The popular consensus in the video game industry is that a game needs a multiplayer component to survive in today’s market. Electronic Arts, Insomnia Games, and many other studios say they’re finished with single player games. For all those game makers ready to give up on the solo game, you’d better take a look at Bethesda first. Following up on 2011’s multi-million selling The Elder Scrolls V: Skyrim, a wholly single player affair, comes 2012’a breakout newcome Dishonored. The steampunk stealth game is doing so well that Bethesda is already talking about making more.
“We clearly have a new franchise,” Bethesda public relations chief Pete Hines told Destructoid.
While Hines didn’t give out a specific sales figure, he did say that Dishonored is holding its own against heavyweights like Halo 4 and Assassin’s Creed III. “I can tell you that Dishonored is far exceeding our sales expectations, which is especially cool considering it’s new IP facing a host of well-established franchises this quarter. We did terrific numbers again this weekend, both in stores and on Steam, where Dishonored was listed as the #1 selling title over the holiday weekend. And Dishonored has really sold well overseas. So we’re very pleased and appreciate all the fans that have supported Dishonored and Arkane.”
In terms of sales numbers on the record, NPD Group analyst Liam Callahan said earlier this month that more than 460,000 copies of Dishonored were sold at US retailers in the month of October. With November US retail sales, global sales, and digital sales, Dishonored is shaping up to be a major hit.
It’s not just impressive that a single player-only game like Dishonored has been so successful. Many in the industry believe it’s bad business to start a brand new franchise at the end of a console cycle. The sweet spot for a new IP on a popular gaming console is five years in, when the technology’s still selling, developers know how to best exploit it, and the next round of machine’s are on the way making it easy to bring a new property to the masses. Sony demonstrated this strategy well with God of War on PlayStation 2 in 2005, a period when the system was at its peak and the PlayStation 3 was due out in just one year.
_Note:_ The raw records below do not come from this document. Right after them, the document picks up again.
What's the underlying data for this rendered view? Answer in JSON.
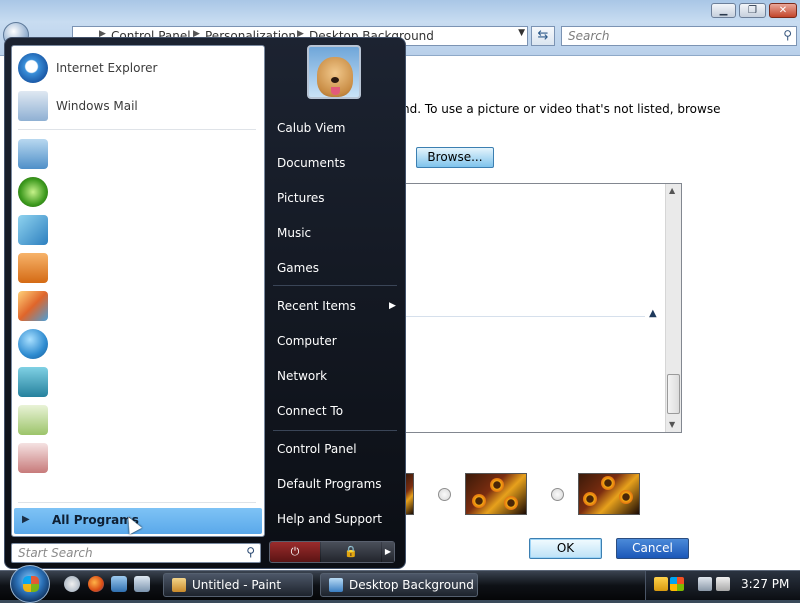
{
  "window": {
    "breadcrumb": [
      "Control Panel",
      "Personalization",
      "Desktop Background"
    ],
    "search_placeholder": "Search",
    "body_text": "nd. To use a picture or video that's not listed, browse",
    "browse_label": "Browse...",
    "ok_label": "OK",
    "cancel_label": "Cancel"
  },
  "start_menu": {
    "pinned": [
      {
        "label": "Internet Explorer",
        "icon": "internet-explorer-icon"
      },
      {
        "label": "Windows Mail",
        "icon": "windows-mail-icon"
      }
    ],
    "recent_programs_icons": [
      "calculator-icon",
      "windows-update-icon",
      "games-explorer-icon",
      "media-player-icon",
      "photo-gallery-icon",
      "contacts-icon",
      "media-center-icon",
      "sticky-notes-icon",
      "paint-icon"
    ],
    "all_programs": "All Programs",
    "search_placeholder": "Start Search",
    "right_links": [
      "Calub Viem",
      "Documents",
      "Pictures",
      "Music",
      "Games",
      "Recent Items",
      "Computer",
      "Network",
      "Connect To",
      "Control Panel",
      "Default Programs",
      "Help and Support"
    ]
  },
  "taskbar": {
    "tasks": [
      "Untitled - Paint",
      "Desktop Background"
    ],
    "clock": "3:27 PM"
  }
}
Dishonored has proven, though, that a new property can thrive even as the current technology landscape is in decline.